Stourhead is one the most influential and admired English landscape gardens. Even Horace Walpole, notorious for his bitchy comments on other people’s houses and gardens, was impressed.
Although the entire ensemble of the lake and the buildings ranged around it is artificial, it manages to convey an atmosphere of dreamlike harmony.
The intricate compositions and ever-changing views were clearly inspired by seventeenth-century landscape paintings.
There are also strong antiquarian and literary tropes, and originally there were even some exotic touches, including a Chinese-style bridge and pavilion.
The grotto, on the north side of the lake, takes the visitor down into the darkness where a river god a nymph reside. The temple of Apollo, by contrast, rises on an eminence on the opposite side of the lake, reaching towards the sun, Apollo’s symbol.
But the two buildings do reach out to each other: from an opening in the grotto the visitor can glimpse the temple of Apollo, which in turn reaches down through its reflection in the lake.

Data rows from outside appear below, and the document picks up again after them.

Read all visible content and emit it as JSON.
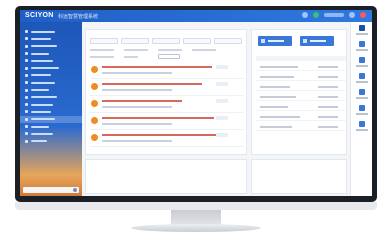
{
  "app": {
    "logo": "SCIYON",
    "subtitle": "科远智慧管理系统"
  },
  "colors": {
    "accent": "#2f79e0",
    "notice_icon": "#f08a24",
    "notice_text": "#d36a5b"
  },
  "icons": [
    "search-icon",
    "bell-icon",
    "user-icon",
    "settings-icon",
    "power-icon"
  ]
}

Parts of the garden are now in need of major conservation work. Our American partner organisation, the Royal Oak Foundation, has dedicated its 2014 appeal to raise funds for the temple of Apollo, the grotto and the pinetum at Stourhead.